# Records shown:
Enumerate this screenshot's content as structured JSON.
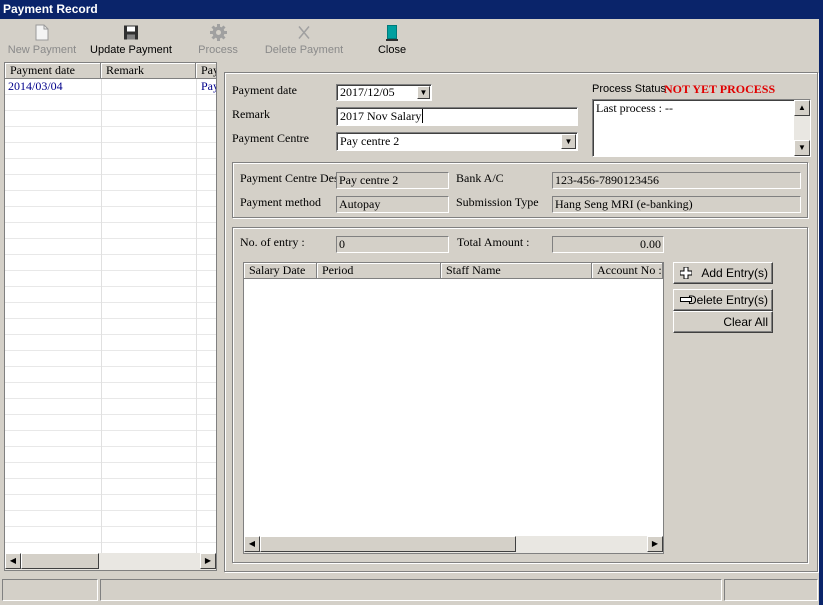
{
  "window": {
    "title": "Payment Record"
  },
  "toolbar": {
    "new_payment": "New Payment",
    "update_payment": "Update Payment",
    "process": "Process",
    "delete_payment": "Delete Payment",
    "close": "Close"
  },
  "list": {
    "columns": [
      "Payment date",
      "Remark",
      "Pay"
    ],
    "rows": [
      {
        "date": "2014/03/04",
        "remark": "",
        "pay": "Pay"
      }
    ]
  },
  "form": {
    "payment_date_label": "Payment date",
    "payment_date_value": "2017/12/05",
    "remark_label": "Remark",
    "remark_value": "2017 Nov Salary",
    "payment_centre_label": "Payment Centre",
    "payment_centre_value": "Pay centre 2",
    "process_status_label": "Process Status",
    "process_status_value": "NOT YET PROCESS",
    "last_process_text": "Last process : --"
  },
  "centre_info": {
    "desc_label": "Payment Centre Desc",
    "desc_value": "Pay centre 2",
    "bank_label": "Bank A/C",
    "bank_value": "123-456-7890123456",
    "method_label": "Payment method",
    "method_value": "Autopay",
    "submission_label": "Submission Type",
    "submission_value": "Hang Seng MRI (e-banking)"
  },
  "entries": {
    "count_label": "No. of entry :",
    "count_value": "0",
    "total_label": "Total Amount :",
    "total_value": "0.00",
    "columns": [
      "Salary Date",
      "Period",
      "Staff Name",
      "Account No :"
    ],
    "add_button": "Add Entry(s)",
    "delete_button": "Delete Entry(s)",
    "clear_button": "Clear All"
  },
  "colors": {
    "titlebar": "#0a246a",
    "status_red": "#e00000",
    "list_text": "#00008b"
  },
  "icons": [
    "document-icon",
    "floppy-disk-icon",
    "gear-icon",
    "x-icon",
    "close-door-icon",
    "plus-icon",
    "minus-icon"
  ]
}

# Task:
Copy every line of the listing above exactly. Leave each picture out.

# Solution below:
Enumerate this screenshot's content as structured JSON.
{
  "window": {
    "title": "Payment Record"
  },
  "toolbar": {
    "new_payment": "New Payment",
    "update_payment": "Update Payment",
    "process": "Process",
    "delete_payment": "Delete Payment",
    "close": "Close"
  },
  "list": {
    "columns": [
      "Payment date",
      "Remark",
      "Pay"
    ],
    "rows": [
      {
        "date": "2014/03/04",
        "remark": "",
        "pay": "Pay"
      }
    ]
  },
  "form": {
    "payment_date_label": "Payment date",
    "payment_date_value": "2017/12/05",
    "remark_label": "Remark",
    "remark_value": "2017 Nov Salary",
    "payment_centre_label": "Payment Centre",
    "payment_centre_value": "Pay centre 2",
    "process_status_label": "Process Status",
    "process_status_value": "NOT YET PROCESS",
    "last_process_text": "Last process : --"
  },
  "centre_info": {
    "desc_label": "Payment Centre Desc",
    "desc_value": "Pay centre 2",
    "bank_label": "Bank A/C",
    "bank_value": "123-456-7890123456",
    "method_label": "Payment method",
    "method_value": "Autopay",
    "submission_label": "Submission Type",
    "submission_value": "Hang Seng MRI (e-banking)"
  },
  "entries": {
    "count_label": "No. of entry :",
    "count_value": "0",
    "total_label": "Total Amount :",
    "total_value": "0.00",
    "columns": [
      "Salary Date",
      "Period",
      "Staff Name",
      "Account No :"
    ],
    "add_button": "Add Entry(s)",
    "delete_button": "Delete Entry(s)",
    "clear_button": "Clear All"
  },
  "colors": {
    "titlebar": "#0a246a",
    "status_red": "#e00000",
    "list_text": "#00008b"
  },
  "icons": [
    "document-icon",
    "floppy-disk-icon",
    "gear-icon",
    "x-icon",
    "close-door-icon",
    "plus-icon",
    "minus-icon"
  ]
}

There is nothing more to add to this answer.